### Exercise aim
State how many lines in the entries below contain "旅游景点管理". Write nothing but the number.
*** Study material ***
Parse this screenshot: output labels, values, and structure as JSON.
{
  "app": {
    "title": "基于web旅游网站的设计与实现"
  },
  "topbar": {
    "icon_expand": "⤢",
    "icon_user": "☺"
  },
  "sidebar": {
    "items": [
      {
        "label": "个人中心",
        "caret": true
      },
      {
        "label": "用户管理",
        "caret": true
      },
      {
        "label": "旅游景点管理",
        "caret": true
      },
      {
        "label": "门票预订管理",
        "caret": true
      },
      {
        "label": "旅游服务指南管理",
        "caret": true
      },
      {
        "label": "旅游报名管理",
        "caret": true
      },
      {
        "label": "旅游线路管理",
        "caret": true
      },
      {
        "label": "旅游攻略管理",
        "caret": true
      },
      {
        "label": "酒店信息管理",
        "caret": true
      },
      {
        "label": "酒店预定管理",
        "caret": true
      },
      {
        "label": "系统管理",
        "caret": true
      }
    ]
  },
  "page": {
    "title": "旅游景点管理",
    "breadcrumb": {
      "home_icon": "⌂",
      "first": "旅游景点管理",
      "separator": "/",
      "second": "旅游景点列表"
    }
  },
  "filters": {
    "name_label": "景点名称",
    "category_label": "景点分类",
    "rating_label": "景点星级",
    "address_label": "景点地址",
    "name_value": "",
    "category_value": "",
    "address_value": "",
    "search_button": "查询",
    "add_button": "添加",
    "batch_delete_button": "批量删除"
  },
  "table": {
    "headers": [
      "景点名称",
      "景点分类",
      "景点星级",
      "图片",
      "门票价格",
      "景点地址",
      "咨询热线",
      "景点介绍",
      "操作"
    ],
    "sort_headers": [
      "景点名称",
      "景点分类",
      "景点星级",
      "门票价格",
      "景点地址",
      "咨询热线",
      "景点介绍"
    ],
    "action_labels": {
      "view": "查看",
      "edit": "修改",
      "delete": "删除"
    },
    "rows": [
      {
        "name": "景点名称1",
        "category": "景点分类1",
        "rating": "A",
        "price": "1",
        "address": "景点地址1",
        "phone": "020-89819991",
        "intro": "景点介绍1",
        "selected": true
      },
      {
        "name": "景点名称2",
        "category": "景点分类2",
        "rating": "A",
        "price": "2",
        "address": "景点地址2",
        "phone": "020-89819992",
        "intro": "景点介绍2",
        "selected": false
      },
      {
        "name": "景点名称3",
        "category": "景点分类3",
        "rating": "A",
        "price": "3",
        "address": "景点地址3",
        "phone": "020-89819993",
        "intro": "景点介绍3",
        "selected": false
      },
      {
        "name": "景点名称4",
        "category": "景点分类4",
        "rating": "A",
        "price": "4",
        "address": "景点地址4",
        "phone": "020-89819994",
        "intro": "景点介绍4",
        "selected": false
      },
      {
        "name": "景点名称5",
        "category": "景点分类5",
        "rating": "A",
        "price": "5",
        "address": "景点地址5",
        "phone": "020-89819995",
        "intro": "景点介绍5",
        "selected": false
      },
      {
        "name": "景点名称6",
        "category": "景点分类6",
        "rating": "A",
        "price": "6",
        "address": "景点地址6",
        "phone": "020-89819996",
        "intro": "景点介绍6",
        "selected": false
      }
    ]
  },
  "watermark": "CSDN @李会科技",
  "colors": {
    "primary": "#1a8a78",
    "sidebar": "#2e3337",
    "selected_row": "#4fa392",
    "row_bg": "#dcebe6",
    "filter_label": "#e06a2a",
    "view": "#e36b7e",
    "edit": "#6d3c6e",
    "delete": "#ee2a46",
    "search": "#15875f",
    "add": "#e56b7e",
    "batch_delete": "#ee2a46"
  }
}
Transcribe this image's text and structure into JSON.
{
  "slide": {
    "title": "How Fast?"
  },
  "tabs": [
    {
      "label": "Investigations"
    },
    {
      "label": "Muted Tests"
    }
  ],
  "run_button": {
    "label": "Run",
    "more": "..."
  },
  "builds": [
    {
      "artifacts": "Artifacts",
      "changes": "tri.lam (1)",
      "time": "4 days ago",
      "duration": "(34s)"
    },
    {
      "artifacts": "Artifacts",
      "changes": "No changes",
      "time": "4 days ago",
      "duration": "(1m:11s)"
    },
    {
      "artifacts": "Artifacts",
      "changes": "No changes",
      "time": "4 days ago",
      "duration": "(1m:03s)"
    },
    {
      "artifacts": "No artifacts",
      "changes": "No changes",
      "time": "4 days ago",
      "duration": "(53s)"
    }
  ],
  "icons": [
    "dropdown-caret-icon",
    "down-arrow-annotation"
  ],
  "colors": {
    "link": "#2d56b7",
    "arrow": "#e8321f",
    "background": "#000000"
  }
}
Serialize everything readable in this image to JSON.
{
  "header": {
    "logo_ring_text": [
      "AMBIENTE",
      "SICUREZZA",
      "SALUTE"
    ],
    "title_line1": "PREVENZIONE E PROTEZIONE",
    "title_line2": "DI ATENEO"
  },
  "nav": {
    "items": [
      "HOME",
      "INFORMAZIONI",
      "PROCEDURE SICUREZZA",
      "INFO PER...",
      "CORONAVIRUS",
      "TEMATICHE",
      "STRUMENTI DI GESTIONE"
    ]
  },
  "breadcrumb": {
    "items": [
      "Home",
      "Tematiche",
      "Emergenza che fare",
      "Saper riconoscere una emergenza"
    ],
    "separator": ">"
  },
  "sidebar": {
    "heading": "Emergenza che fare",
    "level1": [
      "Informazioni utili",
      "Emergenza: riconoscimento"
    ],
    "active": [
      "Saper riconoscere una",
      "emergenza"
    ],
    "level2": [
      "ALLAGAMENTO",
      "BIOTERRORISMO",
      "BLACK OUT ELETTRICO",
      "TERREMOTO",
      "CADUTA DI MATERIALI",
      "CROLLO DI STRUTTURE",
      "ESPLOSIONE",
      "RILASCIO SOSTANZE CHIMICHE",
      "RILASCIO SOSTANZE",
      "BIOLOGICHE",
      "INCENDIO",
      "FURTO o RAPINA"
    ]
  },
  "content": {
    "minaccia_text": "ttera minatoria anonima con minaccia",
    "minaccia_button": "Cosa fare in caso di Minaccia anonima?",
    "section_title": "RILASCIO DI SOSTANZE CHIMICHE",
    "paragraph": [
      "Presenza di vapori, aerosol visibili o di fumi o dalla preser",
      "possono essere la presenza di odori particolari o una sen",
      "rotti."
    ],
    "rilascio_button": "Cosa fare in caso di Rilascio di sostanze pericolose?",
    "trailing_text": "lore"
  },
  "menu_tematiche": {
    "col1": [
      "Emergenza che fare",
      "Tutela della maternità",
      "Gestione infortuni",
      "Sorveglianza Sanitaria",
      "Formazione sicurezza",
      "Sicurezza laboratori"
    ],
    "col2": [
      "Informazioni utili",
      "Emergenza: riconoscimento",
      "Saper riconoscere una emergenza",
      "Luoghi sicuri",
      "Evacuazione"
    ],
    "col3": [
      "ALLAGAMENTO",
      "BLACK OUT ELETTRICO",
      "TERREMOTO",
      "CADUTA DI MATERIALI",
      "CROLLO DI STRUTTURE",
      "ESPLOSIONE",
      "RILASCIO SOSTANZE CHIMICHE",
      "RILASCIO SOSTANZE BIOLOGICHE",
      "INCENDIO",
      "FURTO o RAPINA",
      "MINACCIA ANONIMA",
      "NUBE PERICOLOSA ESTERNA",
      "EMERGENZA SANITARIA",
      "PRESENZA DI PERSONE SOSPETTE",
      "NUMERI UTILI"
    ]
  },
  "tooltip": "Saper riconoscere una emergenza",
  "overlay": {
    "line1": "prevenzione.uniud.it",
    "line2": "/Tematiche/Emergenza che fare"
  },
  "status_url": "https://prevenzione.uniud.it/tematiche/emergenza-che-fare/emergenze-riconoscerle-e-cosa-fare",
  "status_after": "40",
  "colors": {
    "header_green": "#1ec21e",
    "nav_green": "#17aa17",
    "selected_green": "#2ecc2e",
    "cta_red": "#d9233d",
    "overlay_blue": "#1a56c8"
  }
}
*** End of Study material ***
### Reply
3